INSTRUCTIONS TO FOLLOW >>
Search the listing below for "accent". Copy each matching line.

*** MATERIAL PROVIDED ***

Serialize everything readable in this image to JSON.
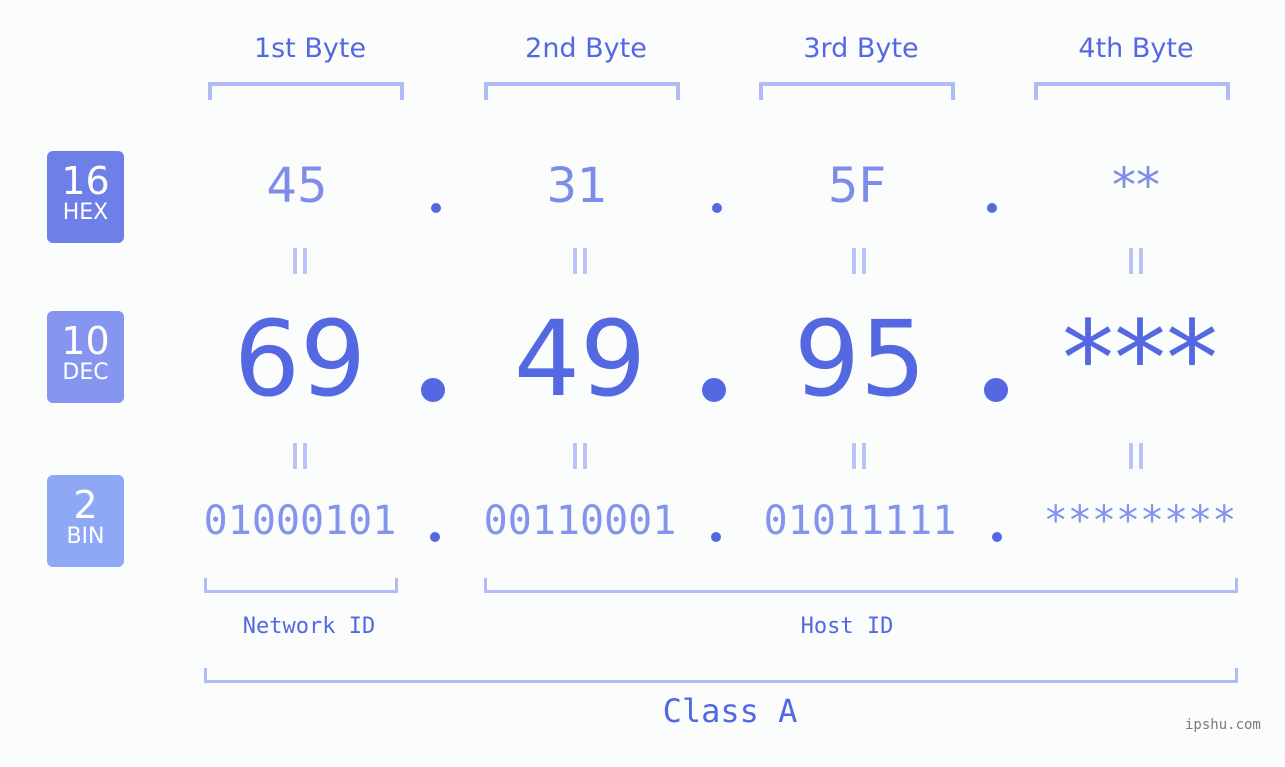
{
  "headers": [
    "1st Byte",
    "2nd Byte",
    "3rd Byte",
    "4th Byte"
  ],
  "badges": {
    "hex": {
      "num": "16",
      "label": "HEX",
      "color": "#6f7fe8"
    },
    "dec": {
      "num": "10",
      "label": "DEC",
      "color": "#8595f0"
    },
    "bin": {
      "num": "2",
      "label": "BIN",
      "color": "#8fa8f6"
    }
  },
  "hex_values": [
    "45",
    "31",
    "5F",
    "**"
  ],
  "dec_values": [
    "69",
    "49",
    "95",
    "***"
  ],
  "bin_values": [
    "01000101",
    "00110001",
    "01011111",
    "********"
  ],
  "network_label": "Network ID",
  "host_label": "Host ID",
  "class_label": "Class A",
  "watermark": "ipshu.com",
  "colors": {
    "accent": "#5468e2",
    "bracket": "#b1bcf6",
    "background": "#fbfcfc"
  }
}
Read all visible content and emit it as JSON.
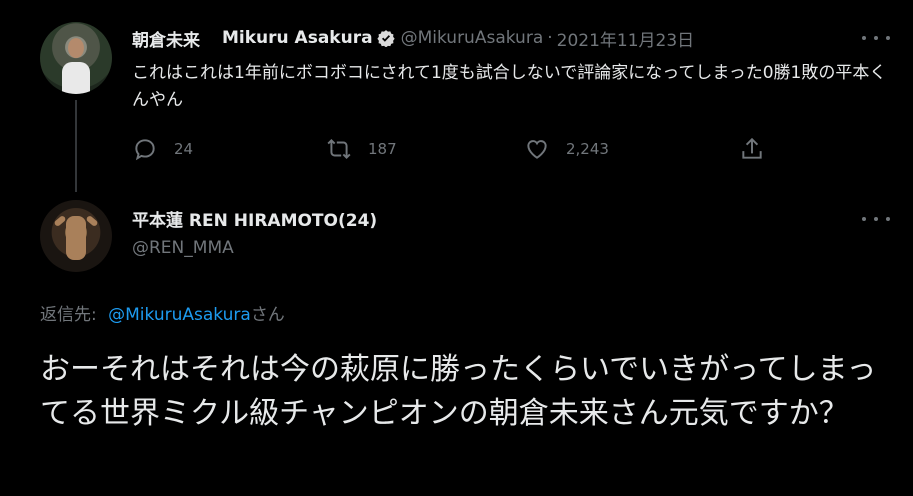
{
  "tweet1": {
    "display_name": "朝倉未来",
    "name_latin": "Mikuru Asakura",
    "handle": "@MikuruAsakura",
    "separator": "·",
    "date": "2021年11月23日",
    "text": "これはこれは1年前にボコボコにされて1度も試合しないで評論家になってしまった0勝1敗の平本くんやん",
    "reply_count": "24",
    "retweet_count": "187",
    "like_count": "2,243"
  },
  "tweet2": {
    "display_name": "平本蓮 REN HIRAMOTO(24)",
    "handle": "@REN_MMA",
    "reply_prefix": "返信先:",
    "reply_target": "@MikuruAsakura",
    "reply_suffix": "さん",
    "text": "おーそれはそれは今の萩原に勝ったくらいでいきがってしまってる世界ミクル級チャンピオンの朝倉未来さん元気ですか？"
  },
  "colors": {
    "background": "#000000",
    "primary_text": "#e7e9ea",
    "muted_text": "#71767b",
    "link": "#1d9bf0"
  },
  "icons": {
    "verified": "verified-badge-icon",
    "reply": "reply-bubble-icon",
    "retweet": "retweet-icon",
    "like": "heart-icon",
    "share": "share-icon",
    "more": "more-dots-icon"
  }
}
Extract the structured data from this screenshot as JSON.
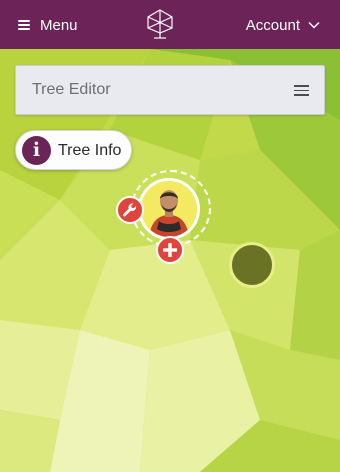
{
  "topbar": {
    "menu_label": "Menu",
    "account_label": "Account",
    "background": "#6b2358"
  },
  "editor": {
    "title": "Tree Editor"
  },
  "tree_info": {
    "label": "Tree Info",
    "icon_glyph": "i"
  },
  "icons": {
    "menu": "hamburger-icon",
    "logo": "tree-logo-icon",
    "account": "chevron-down-icon",
    "editor_menu": "hamburger-icon",
    "info": "info-icon",
    "edit": "wrench-icon",
    "add": "plus-icon"
  },
  "colors": {
    "accent": "#6b2358",
    "action": "#e0443a",
    "background": "#c4dc4c",
    "empty_node": "#6a7226"
  }
}
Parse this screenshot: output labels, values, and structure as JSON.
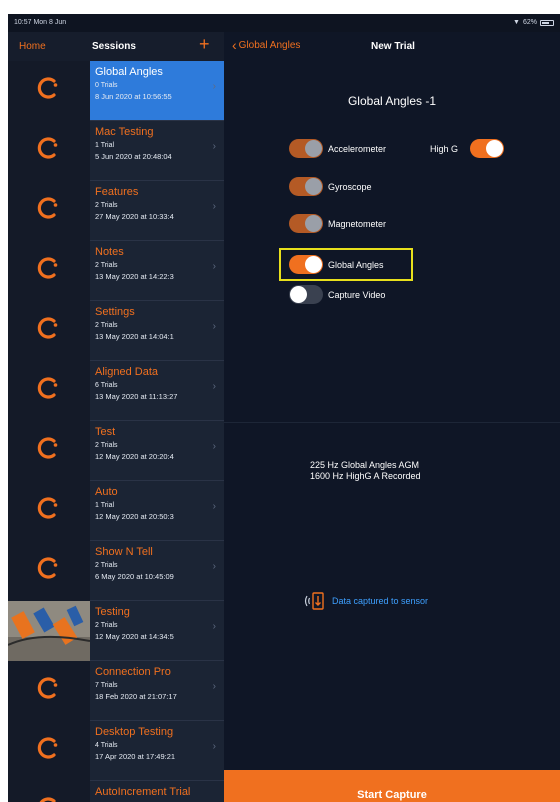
{
  "status_bar": {
    "time": "10:57  Mon 8 Jun",
    "battery": "62%"
  },
  "sidebar": {
    "home_label": "Home",
    "title": "Sessions",
    "add_label": "+",
    "sessions": [
      {
        "name": "Global Angles",
        "trials": "0 Trials",
        "date": "8 Jun 2020 at 10:56:55",
        "selected": true,
        "thumb": "logo"
      },
      {
        "name": "Mac Testing",
        "trials": "1 Trial",
        "date": "5 Jun 2020 at 20:48:04",
        "thumb": "logo"
      },
      {
        "name": "Features",
        "trials": "2 Trials",
        "date": "27 May 2020 at 10:33:4",
        "thumb": "logo"
      },
      {
        "name": "Notes",
        "trials": "2 Trials",
        "date": "13 May 2020 at 14:22:3",
        "thumb": "logo"
      },
      {
        "name": "Settings",
        "trials": "2 Trials",
        "date": "13 May 2020 at 14:04:1",
        "thumb": "logo"
      },
      {
        "name": "Aligned Data",
        "trials": "6 Trials",
        "date": "13 May 2020 at 11:13:27",
        "thumb": "logo"
      },
      {
        "name": "Test",
        "trials": "2 Trials",
        "date": "12 May 2020 at 20:20:4",
        "thumb": "logo"
      },
      {
        "name": "Auto",
        "trials": "1 Trial",
        "date": "12 May 2020 at 20:50:3",
        "thumb": "logo"
      },
      {
        "name": "Show N Tell",
        "trials": "2 Trials",
        "date": "6 May 2020 at 10:45:09",
        "thumb": "logo"
      },
      {
        "name": "Testing",
        "trials": "2 Trials",
        "date": "12 May 2020 at 14:34:5",
        "thumb": "photo"
      },
      {
        "name": "Connection Pro",
        "trials": "7 Trials",
        "date": "18 Feb 2020 at 21:07:17",
        "thumb": "logo"
      },
      {
        "name": "Desktop Testing",
        "trials": "4 Trials",
        "date": "17 Apr 2020 at 17:49:21",
        "thumb": "logo"
      },
      {
        "name": "AutoIncrement Trial",
        "trials": "",
        "date": "",
        "thumb": "logo"
      }
    ]
  },
  "detail": {
    "back_label": "Global Angles",
    "title": "New Trial",
    "trial_name": "Global Angles -1",
    "sensors": {
      "accelerometer": "Accelerometer",
      "high_g": "High G",
      "gyroscope": "Gyroscope",
      "magnetometer": "Magnetometer",
      "global_angles": "Global Angles",
      "capture_video": "Capture Video"
    },
    "summary_line1": "225 Hz Global Angles AGM",
    "summary_line2": "1600 Hz HighG A Recorded",
    "captured_text": "Data captured to sensor",
    "start_capture": "Start Capture"
  },
  "colors": {
    "accent": "#f0701f",
    "selected": "#2e7bdb",
    "link": "#3ea0ff",
    "highlight": "#e8e01c"
  }
}
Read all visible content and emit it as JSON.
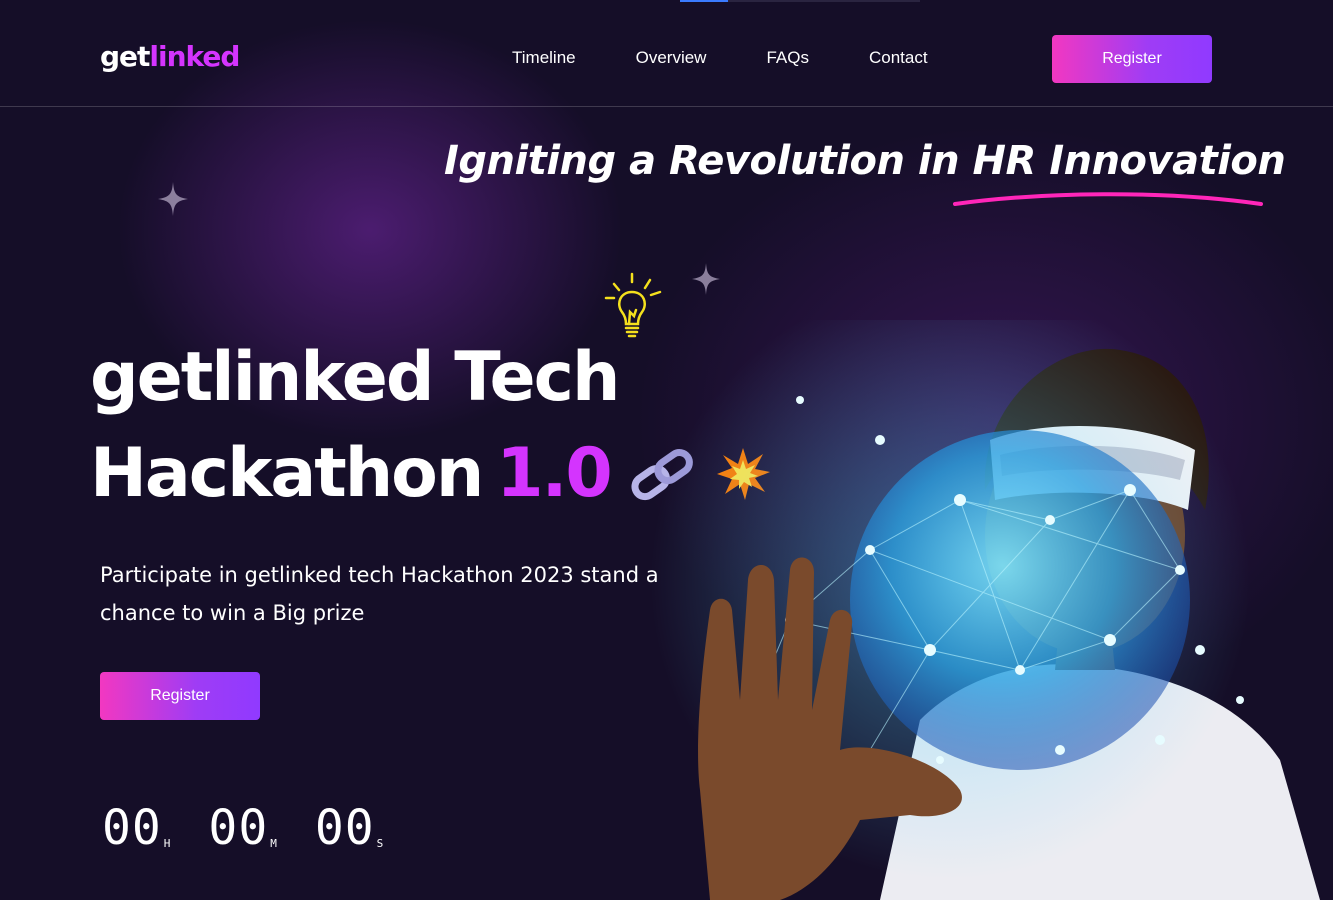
{
  "header": {
    "logo_part1": "get",
    "logo_part2": "linked",
    "nav": [
      "Timeline",
      "Overview",
      "FAQs",
      "Contact"
    ],
    "register_label": "Register"
  },
  "hero": {
    "tagline_main": "Igniting a Revolution in ",
    "tagline_highlight": "HR Innovation",
    "title_line1": "getlinked Tech",
    "title_line2": "Hackathon",
    "title_version": "1.0",
    "subtitle": "Participate in getlinked tech Hackathon 2023 stand a chance to win a Big prize",
    "register_label": "Register"
  },
  "countdown": {
    "hours": "00",
    "hours_label": "H",
    "minutes": "00",
    "minutes_label": "M",
    "seconds": "00",
    "seconds_label": "S"
  },
  "colors": {
    "background": "#150e28",
    "accent": "#d434fe",
    "button_start": "#f238c1",
    "button_end": "#903aff",
    "underline": "#ff26b9"
  },
  "icons": [
    "lightbulb-icon",
    "chain-link-icon",
    "explosion-icon",
    "sparkle-star-icon"
  ]
}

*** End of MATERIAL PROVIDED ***

REPLY TO THE EXERCISE >>
    "accent": "#5468e2",
    "accent": "#6b2358",
    "accent": "#f0701f",
    "accent": "#d434fe",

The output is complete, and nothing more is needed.